[[ Material for the task, beginning ]]

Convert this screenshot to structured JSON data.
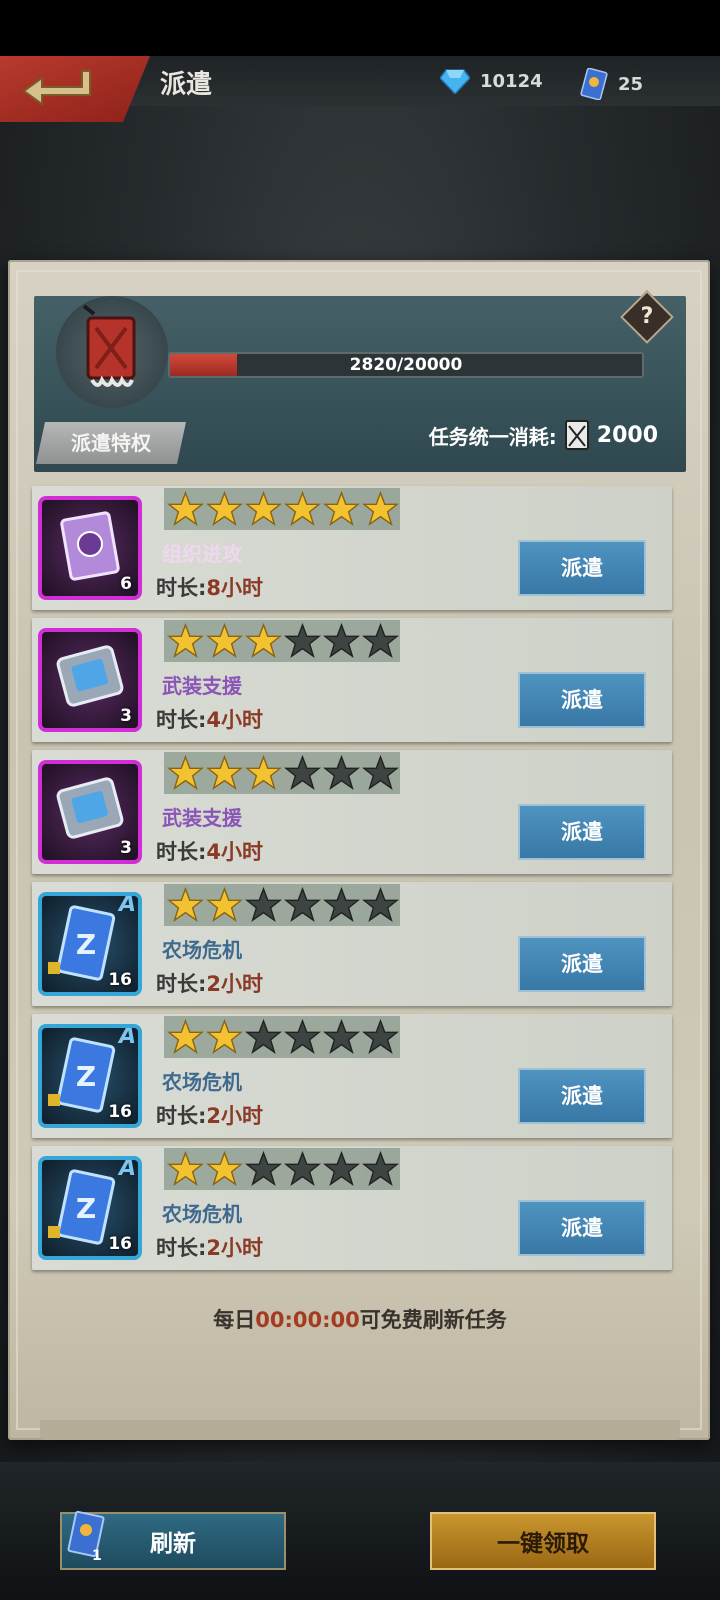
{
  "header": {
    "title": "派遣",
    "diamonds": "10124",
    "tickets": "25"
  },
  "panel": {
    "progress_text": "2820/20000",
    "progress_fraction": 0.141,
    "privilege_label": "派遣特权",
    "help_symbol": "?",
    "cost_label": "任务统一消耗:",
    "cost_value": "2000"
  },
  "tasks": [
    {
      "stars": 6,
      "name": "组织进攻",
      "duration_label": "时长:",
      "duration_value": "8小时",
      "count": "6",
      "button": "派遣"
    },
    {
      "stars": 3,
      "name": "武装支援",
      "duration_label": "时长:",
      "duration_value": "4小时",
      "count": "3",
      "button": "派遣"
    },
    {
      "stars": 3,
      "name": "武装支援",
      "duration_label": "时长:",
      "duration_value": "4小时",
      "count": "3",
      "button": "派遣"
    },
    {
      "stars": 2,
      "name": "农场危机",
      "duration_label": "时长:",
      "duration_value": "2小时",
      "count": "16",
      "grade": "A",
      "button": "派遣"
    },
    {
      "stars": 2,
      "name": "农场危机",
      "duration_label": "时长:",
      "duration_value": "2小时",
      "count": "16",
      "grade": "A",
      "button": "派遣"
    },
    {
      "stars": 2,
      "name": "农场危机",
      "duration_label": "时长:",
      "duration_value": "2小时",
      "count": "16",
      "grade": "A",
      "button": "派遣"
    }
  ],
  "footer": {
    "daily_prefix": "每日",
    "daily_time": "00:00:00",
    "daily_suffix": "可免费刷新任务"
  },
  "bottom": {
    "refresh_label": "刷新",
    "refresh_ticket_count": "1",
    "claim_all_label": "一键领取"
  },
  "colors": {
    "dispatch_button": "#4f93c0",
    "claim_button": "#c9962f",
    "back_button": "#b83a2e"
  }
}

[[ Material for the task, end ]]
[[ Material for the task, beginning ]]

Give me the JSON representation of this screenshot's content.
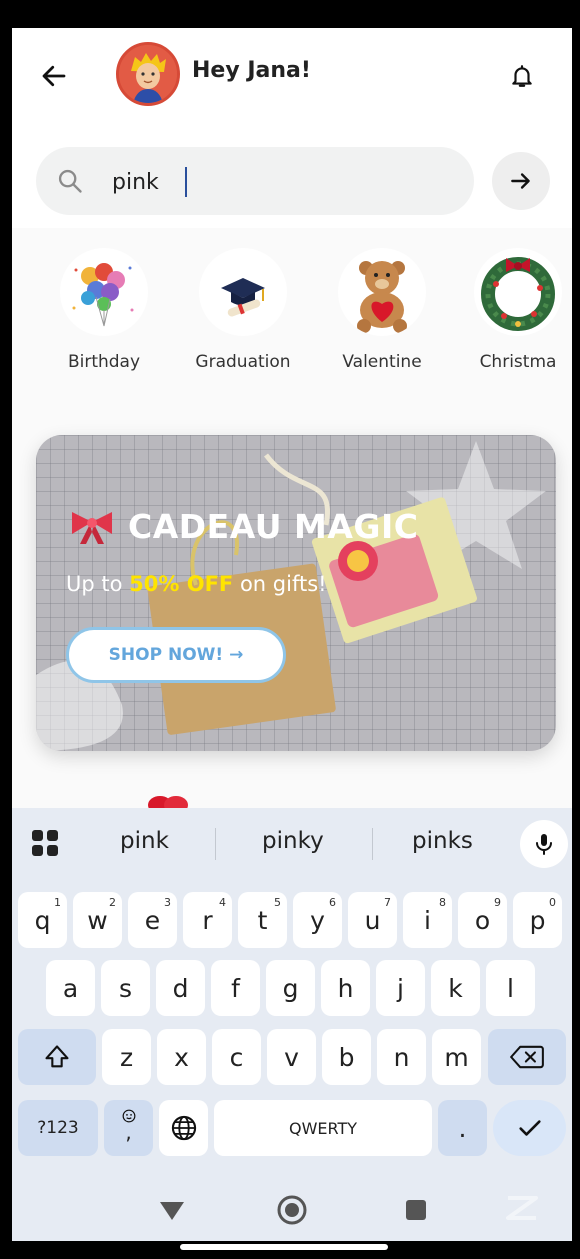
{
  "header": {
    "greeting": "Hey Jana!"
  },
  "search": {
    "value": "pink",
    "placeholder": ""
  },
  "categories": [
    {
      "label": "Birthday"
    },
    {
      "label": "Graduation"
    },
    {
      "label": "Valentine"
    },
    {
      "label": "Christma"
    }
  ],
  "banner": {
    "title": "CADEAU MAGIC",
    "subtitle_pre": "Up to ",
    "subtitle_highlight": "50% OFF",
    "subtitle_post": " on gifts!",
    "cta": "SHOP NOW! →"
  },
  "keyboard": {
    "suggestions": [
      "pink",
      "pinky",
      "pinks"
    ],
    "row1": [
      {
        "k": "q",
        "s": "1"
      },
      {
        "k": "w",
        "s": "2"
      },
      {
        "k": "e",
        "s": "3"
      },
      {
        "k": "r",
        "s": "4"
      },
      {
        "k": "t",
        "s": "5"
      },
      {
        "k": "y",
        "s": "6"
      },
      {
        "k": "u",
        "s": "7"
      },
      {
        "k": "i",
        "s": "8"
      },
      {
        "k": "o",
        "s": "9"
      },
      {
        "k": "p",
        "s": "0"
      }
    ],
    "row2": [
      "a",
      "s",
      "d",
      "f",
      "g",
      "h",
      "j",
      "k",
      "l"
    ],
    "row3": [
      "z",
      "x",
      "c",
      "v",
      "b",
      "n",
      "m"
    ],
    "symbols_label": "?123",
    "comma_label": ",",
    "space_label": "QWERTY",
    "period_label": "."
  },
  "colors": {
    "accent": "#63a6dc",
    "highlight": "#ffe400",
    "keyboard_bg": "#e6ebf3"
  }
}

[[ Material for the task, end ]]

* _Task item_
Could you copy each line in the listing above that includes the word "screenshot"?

* _Response area_
Convert this screenshot to structured JSON data.
Give me the JSON representation of this screenshot's content.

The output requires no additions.